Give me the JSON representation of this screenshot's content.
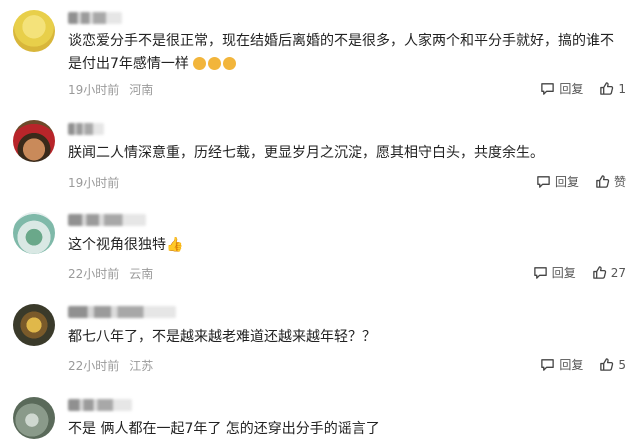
{
  "comments": [
    {
      "text": "谈恋爱分手不是很正常，现在结婚后离婚的不是很多，人家两个和平分手就好，搞的谁不是付出7年感情一样",
      "time": "19小时前",
      "location": "河南",
      "reply": "回复",
      "likes": "1"
    },
    {
      "text": "朕闻二人情深意重，历经七载，更显岁月之沉淀，愿其相守白头，共度余生。",
      "time": "19小时前",
      "location": "",
      "reply": "回复",
      "likes": "赞"
    },
    {
      "text": "这个视角很独特",
      "time": "22小时前",
      "location": "云南",
      "reply": "回复",
      "likes": "27"
    },
    {
      "text": "都七八年了，不是越来越老难道还越来越年轻？？",
      "time": "22小时前",
      "location": "江苏",
      "reply": "回复",
      "likes": "5"
    },
    {
      "text": "不是 俩人都在一起7年了 怎的还穿出分手的谣言了",
      "time": "",
      "location": "",
      "reply": "",
      "likes": ""
    }
  ]
}
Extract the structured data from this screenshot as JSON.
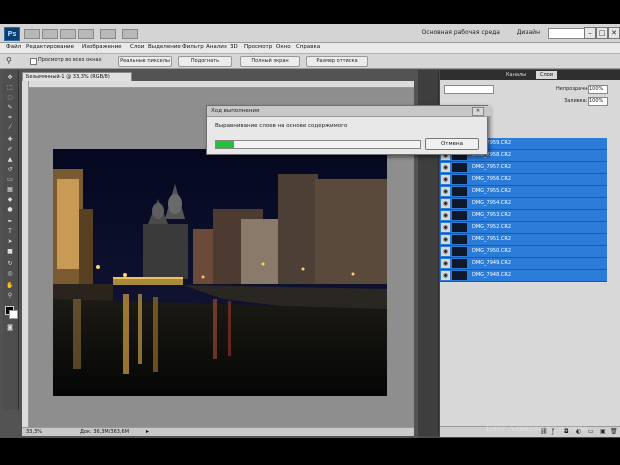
{
  "app": {
    "logo": "Ps",
    "workspace_label": "Основная рабочая среда",
    "design_label": "Дизайн",
    "window_buttons": [
      "–",
      "□",
      "✕"
    ]
  },
  "menu": [
    "Файл",
    "Редактирование",
    "Изображение",
    "Слои",
    "Выделение",
    "Фильтр",
    "Анализ",
    "3D",
    "Просмотр",
    "Окно",
    "Справка"
  ],
  "options": {
    "checkbox_label": "Просмотр во всех окнах",
    "buttons": [
      "Реальные пикселы",
      "Подогнать",
      "Полный экран",
      "Размер оттиска"
    ]
  },
  "document": {
    "tab_label": "Безымянный-1 @ 33,3% (RGB/8)",
    "zoom": "33,3%",
    "status": "Док: 36,3М/363,6М"
  },
  "dialog": {
    "title": "Ход выполнения",
    "message": "Выравнивание слоев на основе содержимого",
    "progress": 0.09,
    "cancel_label": "Отмена",
    "close_label": "✕"
  },
  "layers_panel": {
    "tabs": [
      "Каналы",
      "Слои"
    ],
    "opacity_label": "Непрозрачность:",
    "opacity_value": "100%",
    "fill_label": "Заливка:",
    "fill_value": "100%",
    "layers": [
      "DMG_7959.CR2",
      "DMG_7958.CR2",
      "DMG_7957.CR2",
      "DMG_7956.CR2",
      "DMG_7955.CR2",
      "DMG_7954.CR2",
      "DMG_7953.CR2",
      "DMG_7952.CR2",
      "DMG_7951.CR2",
      "DMG_7950.CR2",
      "DMG_7949.CR2",
      "DMG_7948.CR2"
    ],
    "selected_color": "#2b7bd9"
  },
  "watermark": "Блог Алексея Кузьмина",
  "colors": {
    "progress": "#22c33a",
    "selection": "#2b7bd9"
  }
}
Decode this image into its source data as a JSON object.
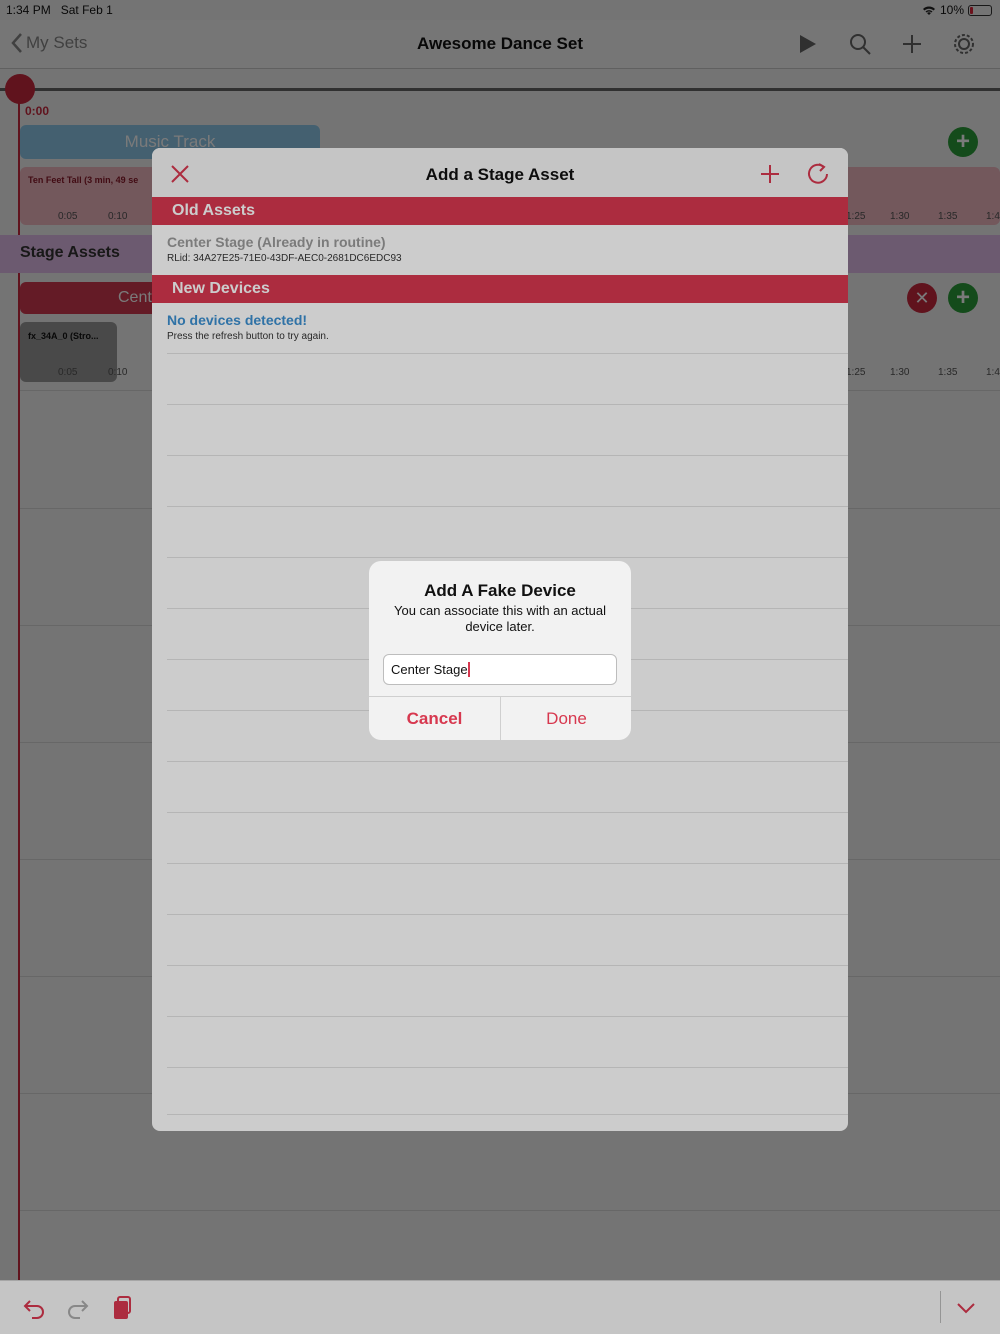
{
  "status_bar": {
    "time": "1:34 PM",
    "date": "Sat Feb 1",
    "battery": "10%",
    "wifi_icon": "wifi-icon"
  },
  "nav": {
    "back_label": "My Sets",
    "title": "Awesome Dance Set",
    "icons": [
      "play-icon",
      "search-icon",
      "plus-icon",
      "gear-icon"
    ]
  },
  "timeline": {
    "playhead_time": "0:00",
    "music_track_label": "Music Track",
    "song_label": "Ten Feet Tall (3 min, 49 se",
    "ticks_left": [
      "0:05",
      "0:10"
    ],
    "ticks_right": [
      "1:25",
      "1:30",
      "1:35",
      "1:4"
    ],
    "stage_assets_label": "Stage Assets",
    "center_pill_label": "Cent",
    "fx_label": "fx_34A_0 (Stro...",
    "accent": "#c8283f",
    "add_color": "#2a9d3a"
  },
  "sheet": {
    "title": "Add a Stage Asset",
    "sections": {
      "old_assets": "Old Assets",
      "new_devices": "New Devices"
    },
    "old_asset": {
      "title": "Center Stage (Already in routine)",
      "subtitle": "RLid: 34A27E25-71E0-43DF-AEC0-2681DC6EDC93"
    },
    "new_device": {
      "title": "No devices detected!",
      "subtitle": "Press the refresh button to try again."
    },
    "header_color": "#d7384f"
  },
  "alert": {
    "title": "Add A Fake Device",
    "message": "You can associate this with an actual device later.",
    "input_value": "Center Stage",
    "cancel_label": "Cancel",
    "done_label": "Done"
  },
  "bottom_bar": {
    "icons": [
      "undo-icon",
      "redo-icon",
      "copy-icon",
      "chevron-down-icon"
    ]
  }
}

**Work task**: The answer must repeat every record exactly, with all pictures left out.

**Answer to this exercise**:
Give me the JSON representation of this screenshot's content.
{
  "comments": [
    {
      "text": "谈恋爱分手不是很正常，现在结婚后离婚的不是很多，人家两个和平分手就好，搞的谁不是付出7年感情一样",
      "time": "19小时前",
      "location": "河南",
      "reply": "回复",
      "likes": "1"
    },
    {
      "text": "朕闻二人情深意重，历经七载，更显岁月之沉淀，愿其相守白头，共度余生。",
      "time": "19小时前",
      "location": "",
      "reply": "回复",
      "likes": "赞"
    },
    {
      "text": "这个视角很独特",
      "time": "22小时前",
      "location": "云南",
      "reply": "回复",
      "likes": "27"
    },
    {
      "text": "都七八年了，不是越来越老难道还越来越年轻？？",
      "time": "22小时前",
      "location": "江苏",
      "reply": "回复",
      "likes": "5"
    },
    {
      "text": "不是 俩人都在一起7年了 怎的还穿出分手的谣言了",
      "time": "",
      "location": "",
      "reply": "",
      "likes": ""
    }
  ]
}
Extract the structured data from this screenshot as JSON.
{
  "app": {
    "logo": "Ps",
    "workspace_label": "Основная рабочая среда",
    "design_label": "Дизайн",
    "window_buttons": [
      "–",
      "□",
      "✕"
    ]
  },
  "menu": [
    "Файл",
    "Редактирование",
    "Изображение",
    "Слои",
    "Выделение",
    "Фильтр",
    "Анализ",
    "3D",
    "Просмотр",
    "Окно",
    "Справка"
  ],
  "options": {
    "checkbox_label": "Просмотр во всех окнах",
    "buttons": [
      "Реальные пикселы",
      "Подогнать",
      "Полный экран",
      "Размер оттиска"
    ]
  },
  "document": {
    "tab_label": "Безымянный-1 @ 33,3% (RGB/8)",
    "zoom": "33,3%",
    "status": "Док: 36,3М/363,6М"
  },
  "dialog": {
    "title": "Ход выполнения",
    "message": "Выравнивание слоев на основе содержимого",
    "progress": 0.09,
    "cancel_label": "Отмена",
    "close_label": "✕"
  },
  "layers_panel": {
    "tabs": [
      "Каналы",
      "Слои"
    ],
    "opacity_label": "Непрозрачность:",
    "opacity_value": "100%",
    "fill_label": "Заливка:",
    "fill_value": "100%",
    "layers": [
      "DMG_7959.CR2",
      "DMG_7958.CR2",
      "DMG_7957.CR2",
      "DMG_7956.CR2",
      "DMG_7955.CR2",
      "DMG_7954.CR2",
      "DMG_7953.CR2",
      "DMG_7952.CR2",
      "DMG_7951.CR2",
      "DMG_7950.CR2",
      "DMG_7949.CR2",
      "DMG_7948.CR2"
    ],
    "selected_color": "#2b7bd9"
  },
  "watermark": "Блог Алексея Кузьмина",
  "colors": {
    "progress": "#22c33a",
    "selection": "#2b7bd9"
  }
}
Decode this image into its source data as a JSON object.
{
  "status_bar": {
    "time": "1:34 PM",
    "date": "Sat Feb 1",
    "battery": "10%",
    "wifi_icon": "wifi-icon"
  },
  "nav": {
    "back_label": "My Sets",
    "title": "Awesome Dance Set",
    "icons": [
      "play-icon",
      "search-icon",
      "plus-icon",
      "gear-icon"
    ]
  },
  "timeline": {
    "playhead_time": "0:00",
    "music_track_label": "Music Track",
    "song_label": "Ten Feet Tall (3 min, 49 se",
    "ticks_left": [
      "0:05",
      "0:10"
    ],
    "ticks_right": [
      "1:25",
      "1:30",
      "1:35",
      "1:4"
    ],
    "stage_assets_label": "Stage Assets",
    "center_pill_label": "Cent",
    "fx_label": "fx_34A_0 (Stro...",
    "accent": "#c8283f",
    "add_color": "#2a9d3a"
  },
  "sheet": {
    "title": "Add a Stage Asset",
    "sections": {
      "old_assets": "Old Assets",
      "new_devices": "New Devices"
    },
    "old_asset": {
      "title": "Center Stage (Already in routine)",
      "subtitle": "RLid: 34A27E25-71E0-43DF-AEC0-2681DC6EDC93"
    },
    "new_device": {
      "title": "No devices detected!",
      "subtitle": "Press the refresh button to try again."
    },
    "header_color": "#d7384f"
  },
  "alert": {
    "title": "Add A Fake Device",
    "message": "You can associate this with an actual device later.",
    "input_value": "Center Stage",
    "cancel_label": "Cancel",
    "done_label": "Done"
  },
  "bottom_bar": {
    "icons": [
      "undo-icon",
      "redo-icon",
      "copy-icon",
      "chevron-down-icon"
    ]
  }
}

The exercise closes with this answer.